17th August 2016
We simply want to wish Caster Semenya all the very best as she starts her 2016 Olympic journey later today. We wanted to do that in the same way that we draw attention to other stories and issues, by posting articles on our social media channels. The problem is that we’ve been hard pushed to find a really positive article to share, with most media commentators warning of the controversy of what’s to come.
We simply want to wish Caster Semenya all the very best as she starts her 2016 Olympic Journey.
When so much is being written about the integrity of women’s sport and Caster Semenya’s inclusion being a threat to that, we must remind ourselves Caster Semenya is a human being. In an era of scandal and shame amidst state sponsored doping, let us remind ourselves that Caster Semenya has not been implicated in this — in fact the only drugs she has taken have been mandated by the IAAF to suppress her natural athleticism. In an interview with the BBC back in 2015, Semenya says “I am natural. I am just being Caster. I don’t want to be someone I don’t want to be. I don’t want to be someone people want me to be”. Denise Lewis focuses on humanity in an article for The Telegraph yesterday, rightly pointing to the impact that the scrutiny and media melee has…but also goes on to say that she too would think it unfair if she had to compete against her.

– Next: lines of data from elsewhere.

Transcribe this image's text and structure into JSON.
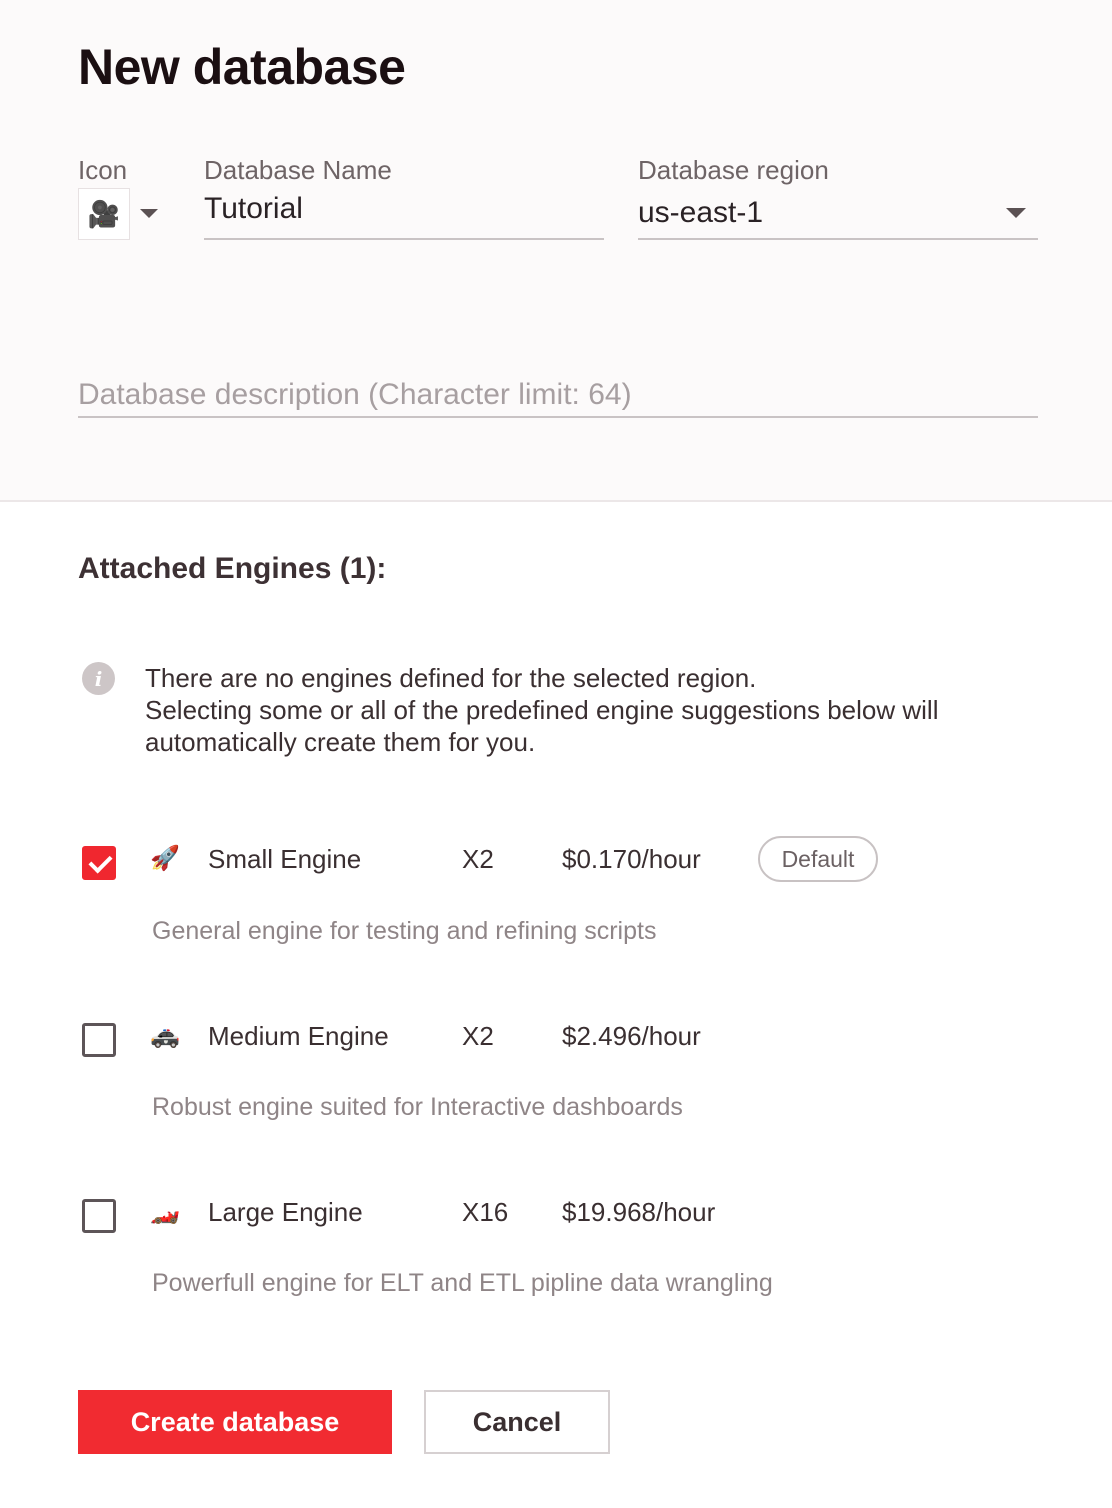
{
  "page": {
    "title": "New database"
  },
  "form": {
    "icon_label": "Icon",
    "icon_value": "🎥",
    "name_label": "Database Name",
    "name_value": "Tutorial",
    "region_label": "Database region",
    "region_value": "us-east-1",
    "description_placeholder": "Database description (Character limit: 64)"
  },
  "engines_section": {
    "title": "Attached Engines (1):",
    "info_line1": "There are no engines defined for the selected region.",
    "info_line2": "Selecting some or all of the predefined engine suggestions below will automatically create them for you."
  },
  "engines": [
    {
      "checked": true,
      "icon": "🚀",
      "name": "Small Engine",
      "multiplier": "X2",
      "price": "$0.170/hour",
      "badge": "Default",
      "description": "General engine for testing and refining scripts"
    },
    {
      "checked": false,
      "icon": "🚓",
      "name": "Medium Engine",
      "multiplier": "X2",
      "price": "$2.496/hour",
      "description": "Robust engine suited for Interactive dashboards"
    },
    {
      "checked": false,
      "icon": "🏎️",
      "name": "Large Engine",
      "multiplier": "X16",
      "price": "$19.968/hour",
      "description": "Powerfull engine for ELT and ETL pipline data wrangling"
    }
  ],
  "actions": {
    "create_label": "Create database",
    "cancel_label": "Cancel"
  },
  "colors": {
    "accent": "#f12b31",
    "title": "#1b0f12",
    "muted": "#8f8587"
  }
}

The Irish Times say ‘If any athlete, through no fault of their own, has an unfair advantage over other athletes then it’s not a fair race, and Semenya is about to prove that beyond any doubt’. Does this mean that anyone who ever competed against Frankie Dettori or Magic Johnson were in an unfair competition?
Last year, the Indian sprinter Dutee Chand who had been excluded from competing at Glasgow 2014, successfully challenged the IAAF at the Court of Arbitration for Sport, winning the right to run without being mandated to take hormone altering drugs. The IAAF have until 2017 to prove that runners like Chand and Semenya have an unfair advantage. This decision has left both, and others, free to compete at this year’s Olympics without having to alter their testosterone levels.
Semenya is the widely acknowledged red hot favourite to win. If this happens, are we likely to see the same ‘Golden Girl’ or ‘Rio Glory’ headlines enjoyed by so many others? And of course if the proverbial does hit the you-know-what later, also bear in mind that we haven’t had the same debate in relation to Dutee Chand these Olympics. Why? Because she finished 50th in her competition and clearly doesn’t pose the same risk to integrity despite such a well-chronicled unfair advantage over the rest of the field.
For a quick overview on this situation, you can read Tom Fordyce’s article on the BBC website For a much more in depth look at the story and the issues behind it, check out this interview with Joanna Harper on The Science of Sport website from earlier this year.